Entries from a dataset of interfaces
= Beginning of Section =

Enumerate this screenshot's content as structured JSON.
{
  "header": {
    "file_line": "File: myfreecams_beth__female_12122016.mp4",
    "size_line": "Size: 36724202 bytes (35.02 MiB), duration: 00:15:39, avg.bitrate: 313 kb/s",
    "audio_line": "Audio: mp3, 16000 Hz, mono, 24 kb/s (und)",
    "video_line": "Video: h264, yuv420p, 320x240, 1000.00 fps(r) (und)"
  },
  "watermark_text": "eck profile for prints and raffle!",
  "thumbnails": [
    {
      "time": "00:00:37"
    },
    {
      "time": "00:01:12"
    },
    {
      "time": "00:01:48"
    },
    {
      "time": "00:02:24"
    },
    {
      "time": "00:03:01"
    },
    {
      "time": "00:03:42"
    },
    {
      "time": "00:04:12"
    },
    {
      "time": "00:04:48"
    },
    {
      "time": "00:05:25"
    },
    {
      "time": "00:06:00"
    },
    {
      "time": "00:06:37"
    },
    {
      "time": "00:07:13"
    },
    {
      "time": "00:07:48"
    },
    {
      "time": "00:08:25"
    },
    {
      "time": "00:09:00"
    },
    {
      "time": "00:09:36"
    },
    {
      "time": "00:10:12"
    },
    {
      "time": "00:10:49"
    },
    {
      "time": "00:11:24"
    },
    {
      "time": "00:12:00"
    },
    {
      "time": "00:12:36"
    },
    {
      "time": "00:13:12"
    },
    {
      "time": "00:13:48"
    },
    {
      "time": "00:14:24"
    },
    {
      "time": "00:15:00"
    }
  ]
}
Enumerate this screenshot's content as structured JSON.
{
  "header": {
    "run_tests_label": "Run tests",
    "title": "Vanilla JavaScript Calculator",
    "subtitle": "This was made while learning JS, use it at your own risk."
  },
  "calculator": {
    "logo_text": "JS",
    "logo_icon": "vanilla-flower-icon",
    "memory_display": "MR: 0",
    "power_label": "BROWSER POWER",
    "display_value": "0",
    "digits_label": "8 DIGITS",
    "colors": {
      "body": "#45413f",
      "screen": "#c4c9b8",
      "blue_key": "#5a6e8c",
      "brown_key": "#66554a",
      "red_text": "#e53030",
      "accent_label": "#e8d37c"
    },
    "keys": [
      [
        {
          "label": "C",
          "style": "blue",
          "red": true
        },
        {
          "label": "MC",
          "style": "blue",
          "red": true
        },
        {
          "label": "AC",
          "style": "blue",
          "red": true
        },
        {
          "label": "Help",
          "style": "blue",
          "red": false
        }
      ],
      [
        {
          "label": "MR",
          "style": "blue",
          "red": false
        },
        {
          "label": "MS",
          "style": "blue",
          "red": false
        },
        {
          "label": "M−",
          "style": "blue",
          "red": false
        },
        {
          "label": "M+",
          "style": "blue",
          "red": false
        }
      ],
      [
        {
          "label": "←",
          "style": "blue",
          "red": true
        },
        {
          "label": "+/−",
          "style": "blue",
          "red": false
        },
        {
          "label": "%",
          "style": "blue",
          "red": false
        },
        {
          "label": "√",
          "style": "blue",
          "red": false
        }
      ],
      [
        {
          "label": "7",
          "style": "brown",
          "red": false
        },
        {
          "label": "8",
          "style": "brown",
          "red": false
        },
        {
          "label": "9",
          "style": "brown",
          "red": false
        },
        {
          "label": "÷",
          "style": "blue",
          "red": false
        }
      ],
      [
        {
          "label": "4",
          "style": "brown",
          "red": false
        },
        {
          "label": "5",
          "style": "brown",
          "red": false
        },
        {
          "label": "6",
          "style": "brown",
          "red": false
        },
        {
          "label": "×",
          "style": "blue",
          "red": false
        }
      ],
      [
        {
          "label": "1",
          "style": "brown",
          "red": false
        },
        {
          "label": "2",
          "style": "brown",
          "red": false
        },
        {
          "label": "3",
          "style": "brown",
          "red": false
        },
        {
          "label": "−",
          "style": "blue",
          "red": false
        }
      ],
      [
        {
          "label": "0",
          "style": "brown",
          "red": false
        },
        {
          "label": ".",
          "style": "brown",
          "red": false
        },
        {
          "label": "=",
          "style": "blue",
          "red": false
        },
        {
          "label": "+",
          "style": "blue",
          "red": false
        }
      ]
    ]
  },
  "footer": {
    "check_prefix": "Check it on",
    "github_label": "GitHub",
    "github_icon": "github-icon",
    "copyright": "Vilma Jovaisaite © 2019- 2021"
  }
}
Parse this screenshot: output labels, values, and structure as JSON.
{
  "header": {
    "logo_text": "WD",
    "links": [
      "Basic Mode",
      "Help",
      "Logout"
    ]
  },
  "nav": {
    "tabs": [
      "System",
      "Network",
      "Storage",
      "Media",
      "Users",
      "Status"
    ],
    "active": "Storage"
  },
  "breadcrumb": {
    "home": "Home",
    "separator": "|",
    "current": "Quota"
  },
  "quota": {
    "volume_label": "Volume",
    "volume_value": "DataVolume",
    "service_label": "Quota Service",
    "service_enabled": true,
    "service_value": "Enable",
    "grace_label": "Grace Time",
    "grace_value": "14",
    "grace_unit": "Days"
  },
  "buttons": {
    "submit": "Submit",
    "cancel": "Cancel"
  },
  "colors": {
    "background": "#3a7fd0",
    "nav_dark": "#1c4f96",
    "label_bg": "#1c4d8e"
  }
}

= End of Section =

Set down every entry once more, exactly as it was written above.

FINISHED EXERCISE:
Enumerate this screenshot's content as structured JSON.
{
  "header": {
    "file_line": "File: myfreecams_beth__female_12122016.mp4",
    "size_line": "Size: 36724202 bytes (35.02 MiB), duration: 00:15:39, avg.bitrate: 313 kb/s",
    "audio_line": "Audio: mp3, 16000 Hz, mono, 24 kb/s (und)",
    "video_line": "Video: h264, yuv420p, 320x240, 1000.00 fps(r) (und)"
  },
  "watermark_text": "eck profile for prints and raffle!",
  "thumbnails": [
    {
      "time": "00:00:37"
    },
    {
      "time": "00:01:12"
    },
    {
      "time": "00:01:48"
    },
    {
      "time": "00:02:24"
    },
    {
      "time": "00:03:01"
    },
    {
      "time": "00:03:42"
    },
    {
      "time": "00:04:12"
    },
    {
      "time": "00:04:48"
    },
    {
      "time": "00:05:25"
    },
    {
      "time": "00:06:00"
    },
    {
      "time": "00:06:37"
    },
    {
      "time": "00:07:13"
    },
    {
      "time": "00:07:48"
    },
    {
      "time": "00:08:25"
    },
    {
      "time": "00:09:00"
    },
    {
      "time": "00:09:36"
    },
    {
      "time": "00:10:12"
    },
    {
      "time": "00:10:49"
    },
    {
      "time": "00:11:24"
    },
    {
      "time": "00:12:00"
    },
    {
      "time": "00:12:36"
    },
    {
      "time": "00:13:12"
    },
    {
      "time": "00:13:48"
    },
    {
      "time": "00:14:24"
    },
    {
      "time": "00:15:00"
    }
  ]
}
Enumerate this screenshot's content as structured JSON.
{
  "header": {
    "run_tests_label": "Run tests",
    "title": "Vanilla JavaScript Calculator",
    "subtitle": "This was made while learning JS, use it at your own risk."
  },
  "calculator": {
    "logo_text": "JS",
    "logo_icon": "vanilla-flower-icon",
    "memory_display": "MR: 0",
    "power_label": "BROWSER POWER",
    "display_value": "0",
    "digits_label": "8 DIGITS",
    "colors": {
      "body": "#45413f",
      "screen": "#c4c9b8",
      "blue_key": "#5a6e8c",
      "brown_key": "#66554a",
      "red_text": "#e53030",
      "accent_label": "#e8d37c"
    },
    "keys": [
      [
        {
          "label": "C",
          "style": "blue",
          "red": true
        },
        {
          "label": "MC",
          "style": "blue",
          "red": true
        },
        {
          "label": "AC",
          "style": "blue",
          "red": true
        },
        {
          "label": "Help",
          "style": "blue",
          "red": false
        }
      ],
      [
        {
          "label": "MR",
          "style": "blue",
          "red": false
        },
        {
          "label": "MS",
          "style": "blue",
          "red": false
        },
        {
          "label": "M−",
          "style": "blue",
          "red": false
        },
        {
          "label": "M+",
          "style": "blue",
          "red": false
        }
      ],
      [
        {
          "label": "←",
          "style": "blue",
          "red": true
        },
        {
          "label": "+/−",
          "style": "blue",
          "red": false
        },
        {
          "label": "%",
          "style": "blue",
          "red": false
        },
        {
          "label": "√",
          "style": "blue",
          "red": false
        }
      ],
      [
        {
          "label": "7",
          "style": "brown",
          "red": false
        },
        {
          "label": "8",
          "style": "brown",
          "red": false
        },
        {
          "label": "9",
          "style": "brown",
          "red": false
        },
        {
          "label": "÷",
          "style": "blue",
          "red": false
        }
      ],
      [
        {
          "label": "4",
          "style": "brown",
          "red": false
        },
        {
          "label": "5",
          "style": "brown",
          "red": false
        },
        {
          "label": "6",
          "style": "brown",
          "red": false
        },
        {
          "label": "×",
          "style": "blue",
          "red": false
        }
      ],
      [
        {
          "label": "1",
          "style": "brown",
          "red": false
        },
        {
          "label": "2",
          "style": "brown",
          "red": false
        },
        {
          "label": "3",
          "style": "brown",
          "red": false
        },
        {
          "label": "−",
          "style": "blue",
          "red": false
        }
      ],
      [
        {
          "label": "0",
          "style": "brown",
          "red": false
        },
        {
          "label": ".",
          "style": "brown",
          "red": false
        },
        {
          "label": "=",
          "style": "blue",
          "red": false
        },
        {
          "label": "+",
          "style": "blue",
          "red": false
        }
      ]
    ]
  },
  "footer": {
    "check_prefix": "Check it on",
    "github_label": "GitHub",
    "github_icon": "github-icon",
    "copyright": "Vilma Jovaisaite © 2019- 2021"
  }
}
Parse this screenshot: output labels, values, and structure as JSON.
{
  "header": {
    "logo_text": "WD",
    "links": [
      "Basic Mode",
      "Help",
      "Logout"
    ]
  },
  "nav": {
    "tabs": [
      "System",
      "Network",
      "Storage",
      "Media",
      "Users",
      "Status"
    ],
    "active": "Storage"
  },
  "breadcrumb": {
    "home": "Home",
    "separator": "|",
    "current": "Quota"
  },
  "quota": {
    "volume_label": "Volume",
    "volume_value": "DataVolume",
    "service_label": "Quota Service",
    "service_enabled": true,
    "service_value": "Enable",
    "grace_label": "Grace Time",
    "grace_value": "14",
    "grace_unit": "Days"
  },
  "buttons": {
    "submit": "Submit",
    "cancel": "Cancel"
  },
  "colors": {
    "background": "#3a7fd0",
    "nav_dark": "#1c4f96",
    "label_bg": "#1c4d8e"
  }
}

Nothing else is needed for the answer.